[DATA TO EXAMINE Boundary: Start]

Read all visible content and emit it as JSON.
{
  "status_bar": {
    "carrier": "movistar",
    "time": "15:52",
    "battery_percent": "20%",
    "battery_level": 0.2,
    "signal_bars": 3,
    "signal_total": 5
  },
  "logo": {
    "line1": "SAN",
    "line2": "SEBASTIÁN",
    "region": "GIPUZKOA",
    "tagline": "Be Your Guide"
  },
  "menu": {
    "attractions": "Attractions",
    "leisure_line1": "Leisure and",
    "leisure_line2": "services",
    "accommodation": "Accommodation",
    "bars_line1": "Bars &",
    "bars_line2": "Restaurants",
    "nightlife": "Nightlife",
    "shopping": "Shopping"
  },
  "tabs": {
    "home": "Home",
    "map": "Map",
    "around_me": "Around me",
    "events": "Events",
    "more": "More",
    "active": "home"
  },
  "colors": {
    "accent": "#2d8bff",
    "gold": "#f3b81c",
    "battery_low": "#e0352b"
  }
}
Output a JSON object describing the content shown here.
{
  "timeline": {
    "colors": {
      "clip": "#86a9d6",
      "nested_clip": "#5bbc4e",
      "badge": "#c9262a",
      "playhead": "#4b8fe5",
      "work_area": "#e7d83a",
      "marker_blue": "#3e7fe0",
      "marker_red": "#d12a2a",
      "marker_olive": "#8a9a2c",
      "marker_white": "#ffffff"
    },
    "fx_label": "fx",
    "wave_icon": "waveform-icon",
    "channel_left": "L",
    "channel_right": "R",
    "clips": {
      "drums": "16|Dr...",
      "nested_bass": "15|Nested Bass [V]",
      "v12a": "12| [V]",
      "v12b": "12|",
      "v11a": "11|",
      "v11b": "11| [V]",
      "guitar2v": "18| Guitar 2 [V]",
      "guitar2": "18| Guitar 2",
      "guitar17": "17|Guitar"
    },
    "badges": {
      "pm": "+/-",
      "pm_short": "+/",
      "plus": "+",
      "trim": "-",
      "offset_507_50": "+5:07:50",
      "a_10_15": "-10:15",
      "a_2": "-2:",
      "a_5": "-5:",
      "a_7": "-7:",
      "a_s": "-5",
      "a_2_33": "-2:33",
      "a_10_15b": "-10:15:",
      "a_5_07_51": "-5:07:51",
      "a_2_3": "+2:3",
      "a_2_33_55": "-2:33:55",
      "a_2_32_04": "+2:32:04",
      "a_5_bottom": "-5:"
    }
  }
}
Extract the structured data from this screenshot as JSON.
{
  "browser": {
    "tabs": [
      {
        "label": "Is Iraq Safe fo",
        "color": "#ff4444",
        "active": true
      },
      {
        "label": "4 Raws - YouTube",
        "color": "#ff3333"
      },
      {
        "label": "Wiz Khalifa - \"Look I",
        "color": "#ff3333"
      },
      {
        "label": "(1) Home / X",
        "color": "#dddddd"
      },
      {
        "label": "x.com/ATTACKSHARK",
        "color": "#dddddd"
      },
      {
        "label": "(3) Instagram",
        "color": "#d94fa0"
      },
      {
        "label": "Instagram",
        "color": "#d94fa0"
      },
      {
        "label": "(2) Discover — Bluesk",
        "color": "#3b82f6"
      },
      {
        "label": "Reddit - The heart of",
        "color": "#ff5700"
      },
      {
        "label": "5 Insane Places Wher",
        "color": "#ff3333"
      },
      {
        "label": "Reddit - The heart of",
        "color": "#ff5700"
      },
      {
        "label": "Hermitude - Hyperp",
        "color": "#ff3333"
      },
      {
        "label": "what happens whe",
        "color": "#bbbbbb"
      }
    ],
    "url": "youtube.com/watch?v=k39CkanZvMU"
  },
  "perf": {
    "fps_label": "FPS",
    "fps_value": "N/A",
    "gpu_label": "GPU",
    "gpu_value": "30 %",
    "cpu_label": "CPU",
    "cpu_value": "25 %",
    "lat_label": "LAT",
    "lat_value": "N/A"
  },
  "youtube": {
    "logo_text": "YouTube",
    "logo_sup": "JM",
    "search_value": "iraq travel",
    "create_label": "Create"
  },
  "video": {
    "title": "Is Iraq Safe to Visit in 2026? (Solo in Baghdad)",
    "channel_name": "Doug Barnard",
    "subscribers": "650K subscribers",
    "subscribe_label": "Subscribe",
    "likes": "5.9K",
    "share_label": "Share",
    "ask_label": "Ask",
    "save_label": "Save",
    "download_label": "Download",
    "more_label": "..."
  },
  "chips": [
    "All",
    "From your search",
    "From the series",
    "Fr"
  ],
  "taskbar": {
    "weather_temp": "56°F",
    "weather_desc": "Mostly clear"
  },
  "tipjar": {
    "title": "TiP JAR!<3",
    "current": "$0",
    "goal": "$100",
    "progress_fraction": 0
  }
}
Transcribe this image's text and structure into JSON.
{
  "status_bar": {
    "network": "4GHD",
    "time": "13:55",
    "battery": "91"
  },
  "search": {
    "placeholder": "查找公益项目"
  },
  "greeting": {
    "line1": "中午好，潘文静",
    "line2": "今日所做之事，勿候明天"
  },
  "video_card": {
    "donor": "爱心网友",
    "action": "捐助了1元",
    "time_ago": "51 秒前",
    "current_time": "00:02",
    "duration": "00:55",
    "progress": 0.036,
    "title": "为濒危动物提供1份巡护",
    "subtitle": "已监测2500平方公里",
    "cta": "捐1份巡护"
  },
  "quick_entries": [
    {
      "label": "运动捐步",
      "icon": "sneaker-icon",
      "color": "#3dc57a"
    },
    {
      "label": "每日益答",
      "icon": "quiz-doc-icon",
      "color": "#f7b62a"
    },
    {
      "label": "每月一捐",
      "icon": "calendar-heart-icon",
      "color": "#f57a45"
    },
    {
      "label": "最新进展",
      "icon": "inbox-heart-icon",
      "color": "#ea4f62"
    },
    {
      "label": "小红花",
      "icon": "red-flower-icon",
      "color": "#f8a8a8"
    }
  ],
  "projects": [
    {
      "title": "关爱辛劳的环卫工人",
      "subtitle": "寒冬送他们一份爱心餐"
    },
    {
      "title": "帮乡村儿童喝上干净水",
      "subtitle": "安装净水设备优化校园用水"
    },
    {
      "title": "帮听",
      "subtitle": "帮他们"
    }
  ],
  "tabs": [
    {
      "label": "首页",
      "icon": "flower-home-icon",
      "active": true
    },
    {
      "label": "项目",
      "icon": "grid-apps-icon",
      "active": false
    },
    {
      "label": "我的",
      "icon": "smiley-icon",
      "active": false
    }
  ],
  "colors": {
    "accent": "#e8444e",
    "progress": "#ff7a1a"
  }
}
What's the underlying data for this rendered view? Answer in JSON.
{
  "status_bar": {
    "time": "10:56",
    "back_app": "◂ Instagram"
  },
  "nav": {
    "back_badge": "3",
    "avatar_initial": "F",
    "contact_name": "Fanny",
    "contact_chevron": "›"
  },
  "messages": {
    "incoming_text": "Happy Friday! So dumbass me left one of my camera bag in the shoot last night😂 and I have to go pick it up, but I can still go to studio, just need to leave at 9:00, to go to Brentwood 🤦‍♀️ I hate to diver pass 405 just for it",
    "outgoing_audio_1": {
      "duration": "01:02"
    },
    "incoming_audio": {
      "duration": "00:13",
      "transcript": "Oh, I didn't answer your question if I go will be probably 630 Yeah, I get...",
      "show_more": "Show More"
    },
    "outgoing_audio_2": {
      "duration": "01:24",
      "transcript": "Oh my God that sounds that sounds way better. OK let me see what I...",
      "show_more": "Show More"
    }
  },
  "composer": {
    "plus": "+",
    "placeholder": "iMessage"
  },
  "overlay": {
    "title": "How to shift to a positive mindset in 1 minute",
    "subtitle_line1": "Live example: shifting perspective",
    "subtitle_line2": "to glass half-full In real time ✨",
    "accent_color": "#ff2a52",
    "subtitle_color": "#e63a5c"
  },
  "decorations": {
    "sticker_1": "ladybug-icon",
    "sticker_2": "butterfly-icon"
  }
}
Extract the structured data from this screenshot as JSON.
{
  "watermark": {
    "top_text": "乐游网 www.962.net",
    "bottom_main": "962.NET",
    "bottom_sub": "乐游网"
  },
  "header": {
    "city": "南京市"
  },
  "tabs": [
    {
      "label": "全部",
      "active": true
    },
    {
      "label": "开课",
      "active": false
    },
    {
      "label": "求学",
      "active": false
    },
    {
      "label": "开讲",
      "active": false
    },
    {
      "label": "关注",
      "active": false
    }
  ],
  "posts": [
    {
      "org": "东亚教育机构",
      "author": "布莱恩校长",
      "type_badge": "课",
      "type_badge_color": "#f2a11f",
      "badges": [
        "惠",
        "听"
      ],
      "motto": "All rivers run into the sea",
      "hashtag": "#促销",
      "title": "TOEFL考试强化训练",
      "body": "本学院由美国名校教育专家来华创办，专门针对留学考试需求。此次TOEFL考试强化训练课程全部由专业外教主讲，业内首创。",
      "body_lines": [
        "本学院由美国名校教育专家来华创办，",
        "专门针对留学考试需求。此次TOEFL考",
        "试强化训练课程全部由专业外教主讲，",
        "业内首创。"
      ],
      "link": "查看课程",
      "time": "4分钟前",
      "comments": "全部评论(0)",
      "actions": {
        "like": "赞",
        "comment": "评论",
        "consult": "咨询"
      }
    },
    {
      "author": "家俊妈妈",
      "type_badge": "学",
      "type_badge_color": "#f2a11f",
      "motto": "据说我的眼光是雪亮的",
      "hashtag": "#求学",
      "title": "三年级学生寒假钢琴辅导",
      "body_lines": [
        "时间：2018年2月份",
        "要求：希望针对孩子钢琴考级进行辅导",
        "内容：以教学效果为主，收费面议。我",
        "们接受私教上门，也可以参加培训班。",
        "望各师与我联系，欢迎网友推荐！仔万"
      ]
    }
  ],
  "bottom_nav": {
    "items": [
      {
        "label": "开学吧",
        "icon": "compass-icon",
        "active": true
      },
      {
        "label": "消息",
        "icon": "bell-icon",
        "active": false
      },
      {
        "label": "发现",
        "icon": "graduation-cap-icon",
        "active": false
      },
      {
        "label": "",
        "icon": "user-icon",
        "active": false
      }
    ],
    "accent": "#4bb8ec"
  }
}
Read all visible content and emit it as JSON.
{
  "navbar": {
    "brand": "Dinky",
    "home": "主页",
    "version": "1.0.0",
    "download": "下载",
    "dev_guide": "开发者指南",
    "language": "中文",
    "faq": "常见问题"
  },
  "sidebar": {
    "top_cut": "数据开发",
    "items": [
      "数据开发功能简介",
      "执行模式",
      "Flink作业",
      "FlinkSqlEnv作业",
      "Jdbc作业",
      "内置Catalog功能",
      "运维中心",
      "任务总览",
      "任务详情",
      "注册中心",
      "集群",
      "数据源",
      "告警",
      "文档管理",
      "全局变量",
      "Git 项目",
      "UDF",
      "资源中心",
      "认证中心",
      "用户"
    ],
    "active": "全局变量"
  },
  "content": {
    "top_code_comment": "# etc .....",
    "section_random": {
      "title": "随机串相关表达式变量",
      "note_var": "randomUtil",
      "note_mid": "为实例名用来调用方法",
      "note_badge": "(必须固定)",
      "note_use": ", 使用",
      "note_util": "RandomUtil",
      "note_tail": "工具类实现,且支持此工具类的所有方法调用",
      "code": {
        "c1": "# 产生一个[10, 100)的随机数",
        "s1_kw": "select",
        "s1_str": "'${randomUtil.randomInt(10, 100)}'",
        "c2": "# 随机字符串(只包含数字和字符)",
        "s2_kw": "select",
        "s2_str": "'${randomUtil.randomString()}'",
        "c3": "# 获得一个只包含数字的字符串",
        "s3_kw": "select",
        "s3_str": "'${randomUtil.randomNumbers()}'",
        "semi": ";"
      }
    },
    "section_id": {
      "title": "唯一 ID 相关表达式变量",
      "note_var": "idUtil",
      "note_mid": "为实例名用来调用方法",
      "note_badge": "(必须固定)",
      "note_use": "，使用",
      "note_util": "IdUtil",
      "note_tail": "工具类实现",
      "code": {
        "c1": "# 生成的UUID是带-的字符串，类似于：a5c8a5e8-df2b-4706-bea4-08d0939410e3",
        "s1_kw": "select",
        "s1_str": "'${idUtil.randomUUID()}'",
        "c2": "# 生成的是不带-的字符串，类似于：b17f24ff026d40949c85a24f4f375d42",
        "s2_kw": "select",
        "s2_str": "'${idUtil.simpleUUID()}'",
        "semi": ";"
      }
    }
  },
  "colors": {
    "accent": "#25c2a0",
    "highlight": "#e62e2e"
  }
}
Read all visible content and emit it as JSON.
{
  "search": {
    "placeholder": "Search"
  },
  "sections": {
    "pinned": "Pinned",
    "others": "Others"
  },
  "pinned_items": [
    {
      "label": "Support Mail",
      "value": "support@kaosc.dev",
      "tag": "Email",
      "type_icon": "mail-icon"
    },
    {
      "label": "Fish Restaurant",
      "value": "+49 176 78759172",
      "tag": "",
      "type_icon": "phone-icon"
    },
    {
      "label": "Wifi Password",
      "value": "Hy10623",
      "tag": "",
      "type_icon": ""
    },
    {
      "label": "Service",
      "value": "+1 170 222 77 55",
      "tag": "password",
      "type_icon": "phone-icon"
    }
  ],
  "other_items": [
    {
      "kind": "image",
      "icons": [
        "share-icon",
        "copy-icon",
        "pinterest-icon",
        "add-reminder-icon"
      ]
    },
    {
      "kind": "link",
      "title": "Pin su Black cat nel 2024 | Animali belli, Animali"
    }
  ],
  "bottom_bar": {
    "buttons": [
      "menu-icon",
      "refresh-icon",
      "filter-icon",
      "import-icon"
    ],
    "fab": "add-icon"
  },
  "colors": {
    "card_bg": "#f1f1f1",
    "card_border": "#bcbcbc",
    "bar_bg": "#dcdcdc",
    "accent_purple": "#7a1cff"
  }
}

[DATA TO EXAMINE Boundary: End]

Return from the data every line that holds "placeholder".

    "placeholder": "查找公益项目"
    "placeholder": "iMessage"
    "placeholder": "Search"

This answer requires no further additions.